Concerning the reason for the delay, there is no evidence that the Government intentionally delayed this prosecution. Although the Government was clearly remiss in its delay in bringing this case to trial, it is also clear that there was no intentional delay in order to gain a tactical advantage.*fn3 Based on the evidence that the parties have presented, the Court concludes that this factor weighs against finding a Sixth Amendment violation.
Defendant had a responsibility to assert his speedy trial rights in a timely manner, and he first raised these concerns through his counsel's letter dated January 18, 2006, which requested discovery material relevant to the delay. See Dkt. No. 7. Defense counsel then attempted to compel discovery on February 7, 2006, but the Court denied his request the next day and advised him to file a formal motion. See Dkt. No. 8. However, a period of approximately seven months passed before Defendant filed the present motion seeking dismissal on speedy trial grounds. See Dkt. No. 9. Although the Second Circuit rejected a Sixth Amendment challenge in a case involving a defendant's seven-month delay in asserting speedy trial rights in United States v. Williams, 372 F.3d 96 (2d Cir. 2004), the present case is distinguishable from Williams because it lacks complexity and the need for extensive pretrial investigation, discovery and motions. See id. at 113. Therefore, the Court concludes that this factor does not weigh against Defendant's claim.
Regarding prejudice, Defendant's only claim of actual prejudice is a confusing assertion that court files related to the original complaint might have been lost. The Court finds this claim unsubstantiated. Thus, Defendant is left solely with presumed prejudice due to the passage of time, and the Court finds such prejudice minimal. Doggett's admonition that evidence of actual prejudice is not necessary in every case of this nature does not provide defendants with a talisman to establish a Sixth Amendment violation irrespective of the other Barker factors. Moreover, the delay in this case does not approach the extreme eight-year delay in Doggett, which validated that defendant's claim of presumed prejudice; and Defendant has not articulated any actual prejudice. As a result, this factor weighs strongly against Defendant's Sixth Amendment claim.
In conclusion, the Court finds that, based on the analysis of the Barker factors, a Sixth Amendment violation of Defendant's speedy trial rights has not occurred in this case. Accordingly, the Court DENIES Defendant's motion to dismiss the Indictment based on the Sixth Amendment.
After carefully considering the entire file in this matter, the parties' submissions and oral arguments, and the applicable law, and for the reasons stated herein, as well as at oral argument, the Court hereby

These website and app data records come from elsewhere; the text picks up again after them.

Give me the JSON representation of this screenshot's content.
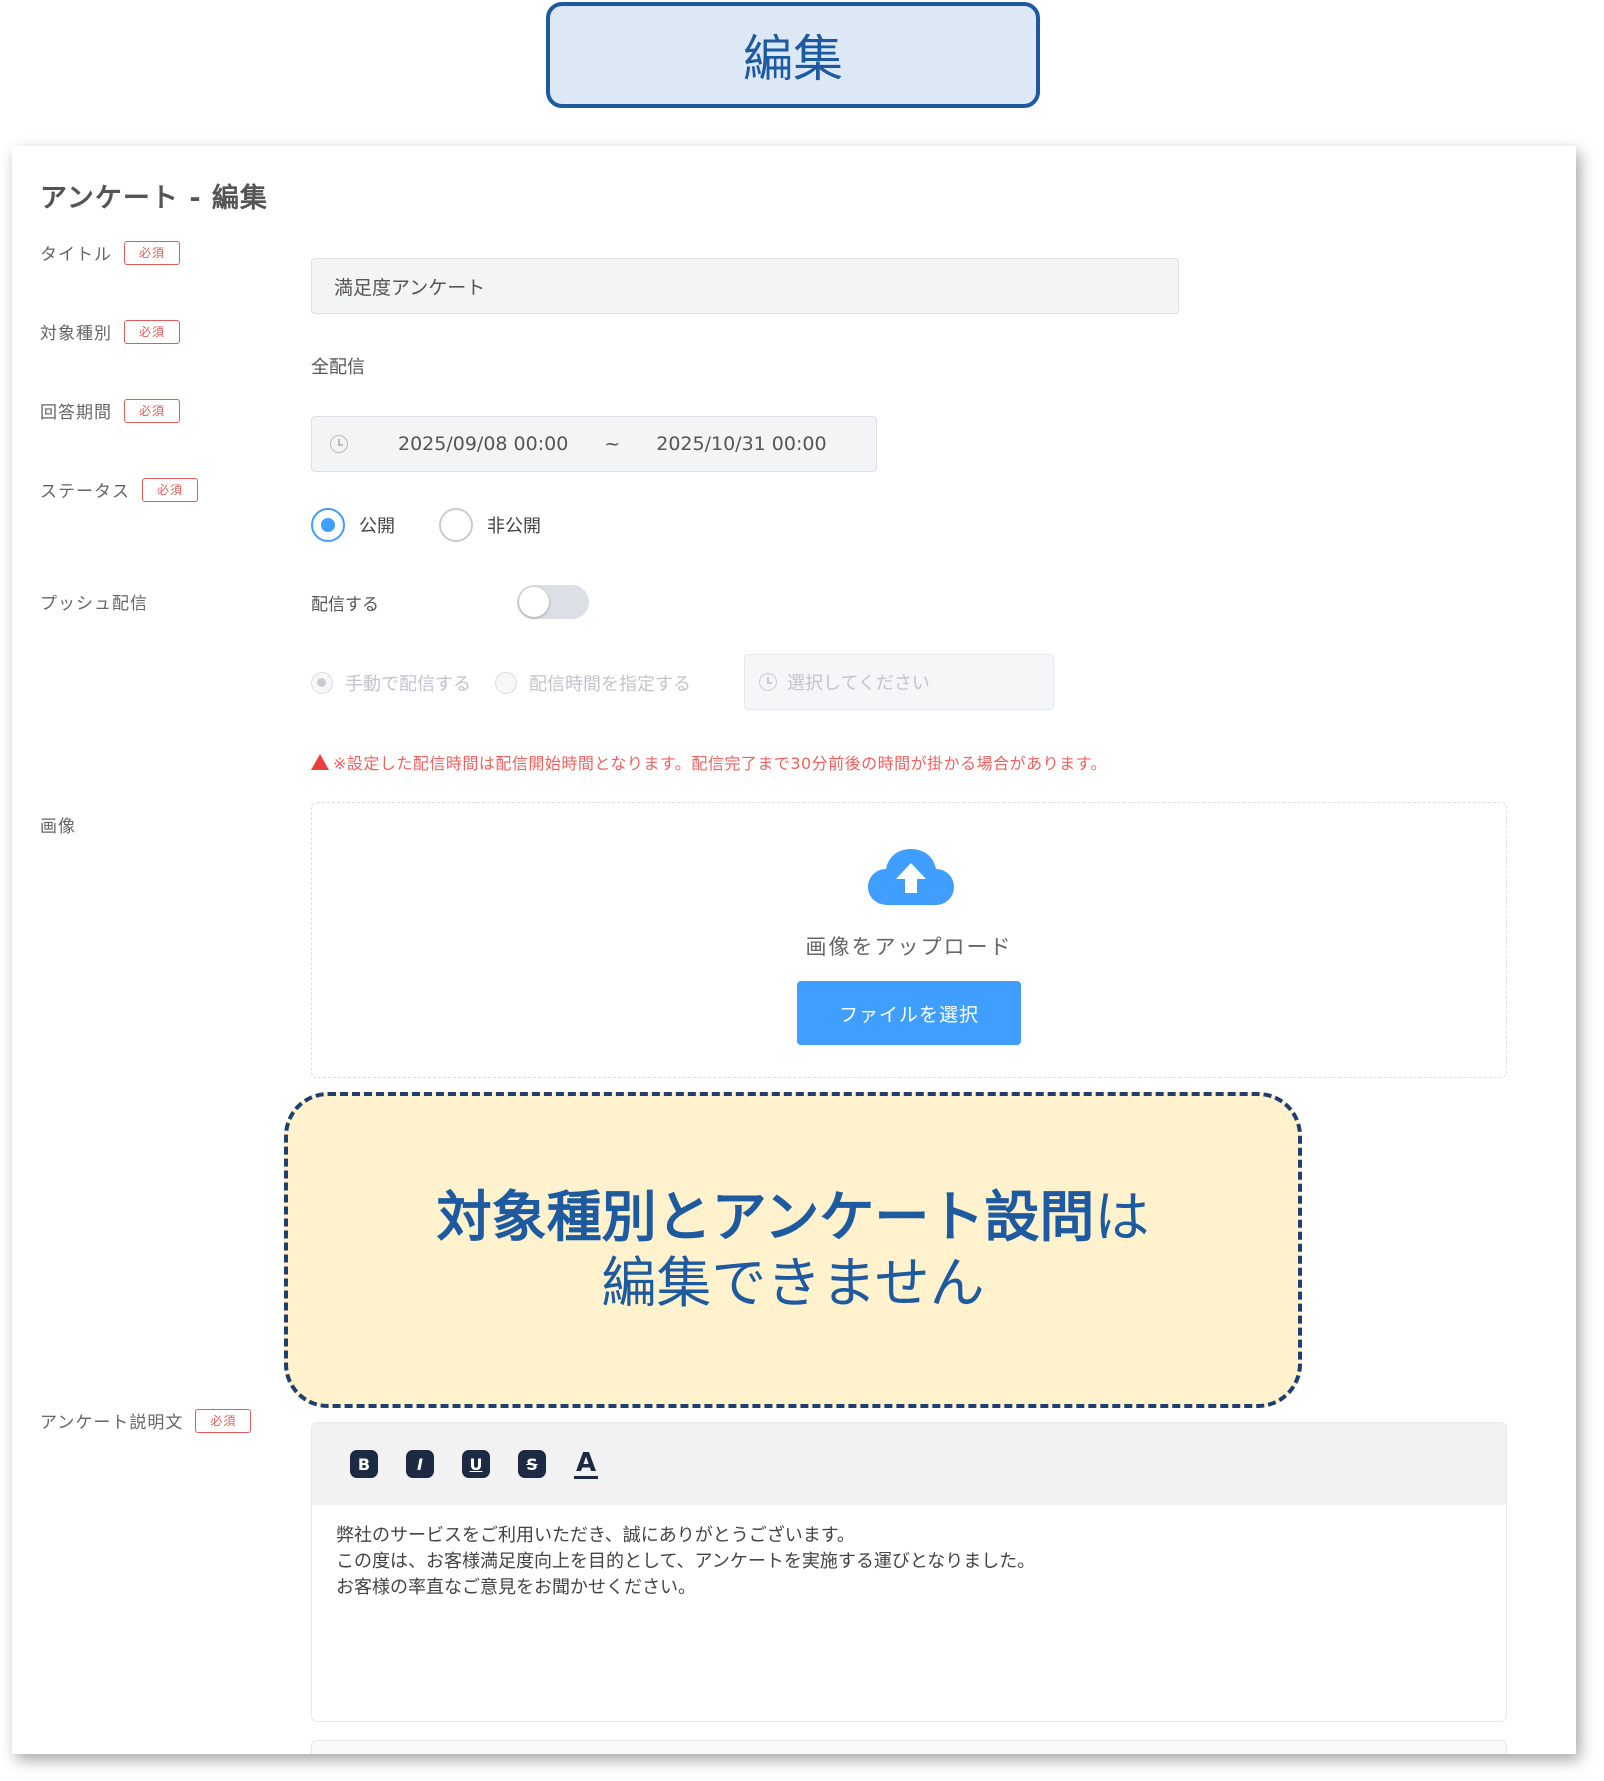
{
  "header_badge": "編集",
  "page_title": "アンケート - 編集",
  "required_label": "必須",
  "fields": {
    "title": {
      "label": "タイトル",
      "value": "満足度アンケート"
    },
    "target": {
      "label": "対象種別",
      "value": "全配信"
    },
    "period": {
      "label": "回答期間",
      "start": "2025/09/08 00:00",
      "separator": "~",
      "end": "2025/10/31 00:00"
    },
    "status": {
      "label": "ステータス",
      "options": [
        "公開",
        "非公開"
      ],
      "selected": "公開"
    },
    "push": {
      "label": "プッシュ配信",
      "toggle_label": "配信する",
      "toggle_on": false,
      "mode_options": [
        "手動で配信する",
        "配信時間を指定する"
      ],
      "time_placeholder": "選択してください",
      "warning": "※設定した配信時間は配信開始時間となります。配信完了まで30分前後の時間が掛かる場合があります。"
    },
    "image": {
      "label": "画像",
      "upload_text": "画像をアップロード",
      "button": "ファイルを選択"
    },
    "description": {
      "label": "アンケート説明文",
      "toolbar": [
        "B",
        "I",
        "U",
        "S",
        "A"
      ],
      "lines": [
        "弊社のサービスをご利用いただき、誠にありがとうございます。",
        "この度は、お客様満足度向上を目的として、アンケートを実施する運びとなりました。",
        "お客様の率直なご意見をお聞かせください。"
      ]
    }
  },
  "note": {
    "line1_bold": "対象種別とアンケート設問",
    "line1_normal": "は",
    "line2": "編集できません"
  },
  "colors": {
    "accent": "#409eff",
    "required": "#e25b5b",
    "note_bg": "#fff2cc",
    "note_text": "#1e5aa0",
    "warning": "#f06060"
  }
}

ORDERS that Defendant's motion to review Magistrate Judge Homer's dismissal of the original complaint "without prejudice" is DENIED; and the Court further

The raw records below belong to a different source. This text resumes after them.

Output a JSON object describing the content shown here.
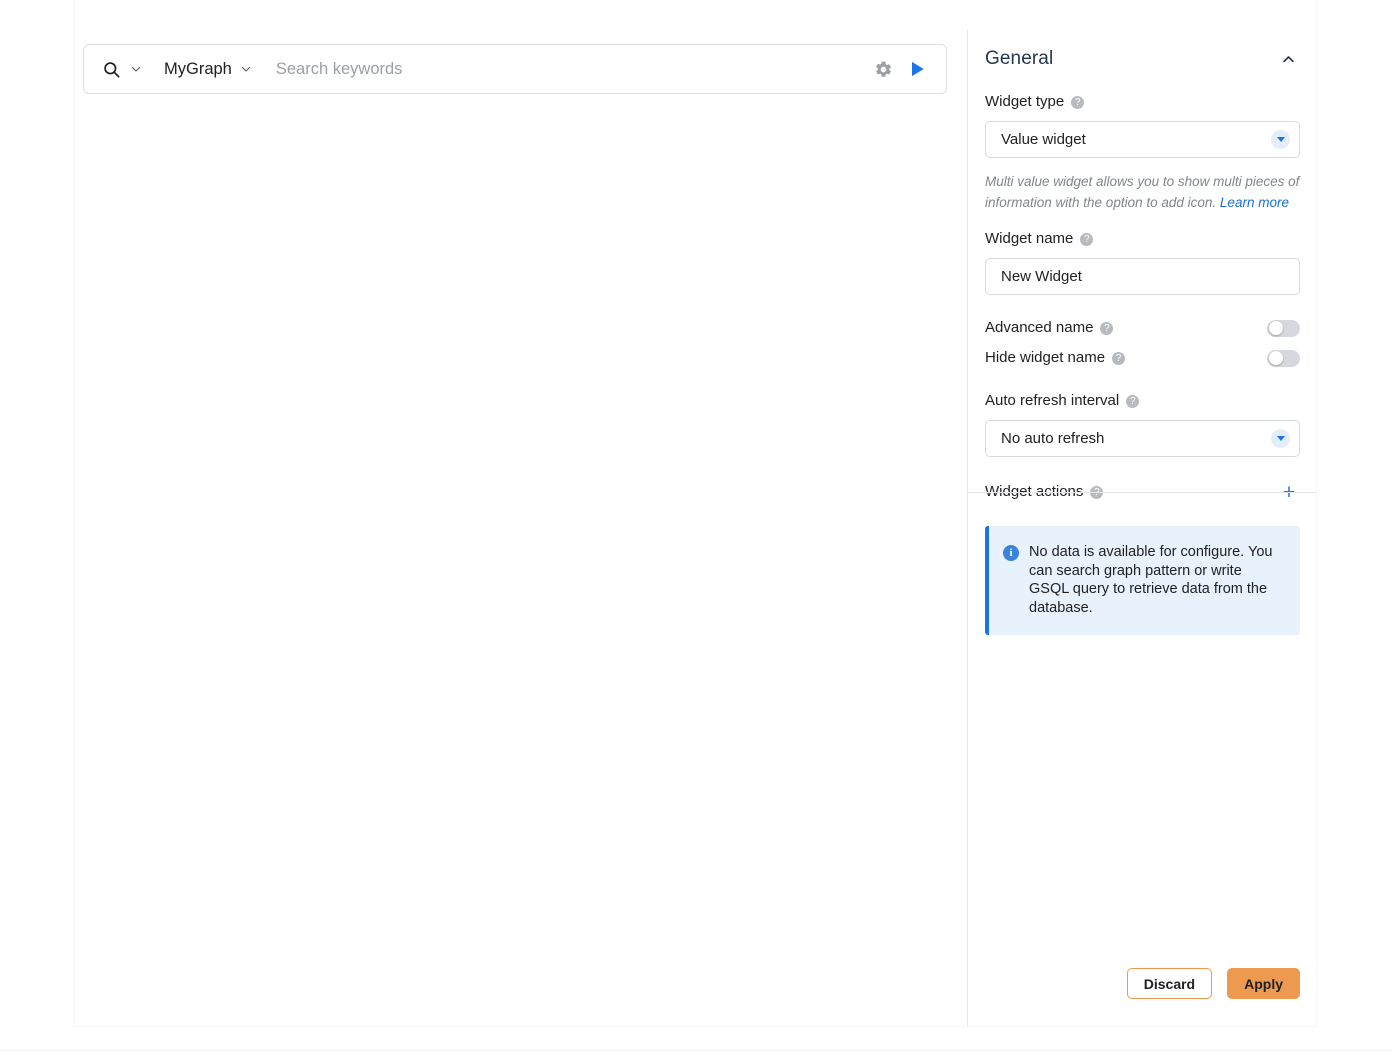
{
  "search": {
    "search_icon": "search-icon",
    "graph_selector_label": "MyGraph",
    "keywords_value": "",
    "keywords_placeholder": "Search keywords",
    "settings_icon": "gear-icon",
    "run_icon": "play-icon"
  },
  "panel": {
    "title": "General",
    "collapse_icon": "chevron-up-icon",
    "widget_type": {
      "label": "Widget type",
      "help": "?",
      "value": "Value widget",
      "options": [
        "Value widget"
      ]
    },
    "hint": {
      "text": "Multi value widget allows you to show multi pieces of information with the option to add icon.",
      "link": "Learn more"
    },
    "widget_name": {
      "label": "Widget name",
      "help": "?",
      "value": "New Widget",
      "placeholder": "Widget name"
    },
    "advanced_name": {
      "label": "Advanced name",
      "help": "?",
      "state": "off"
    },
    "hide_widget_name": {
      "label": "Hide widget name",
      "help": "?",
      "state": "off"
    },
    "auto_refresh": {
      "label": "Auto refresh interval",
      "help": "?",
      "value": "No auto refresh",
      "options": [
        "No auto refresh"
      ]
    },
    "widget_actions": {
      "label": "Widget actions",
      "help": "?",
      "add_icon": "plus-icon"
    }
  },
  "banner": {
    "icon": "info-icon",
    "text": "No data is available for configure. You can search graph pattern or write GSQL query to retrieve data from the database."
  },
  "footer": {
    "discard_label": "Discard",
    "apply_label": "Apply"
  },
  "colors": {
    "accent_blue": "#1a73e8",
    "panel_title": "#25374f",
    "apply_orange": "#ed9a50",
    "banner_bg": "#e7f2fd"
  }
}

ORDERS that Defendant's motion to dismiss the Indictment based on the Speedy Trial Act, the Fifth Amendment, and the Sixth Amendment is DENIED; and the Court further
ORDERS that counsel are to appear for the Final Pretrial Conference in this matter on January 24, 2007, at 2:00 p.m. by video conference; and the Court further
ORDERS that the trial of this matter will commence on February 5, 2007, at 9:00 a.m. in Syracuse, New York.
IT IS SO ORDERED.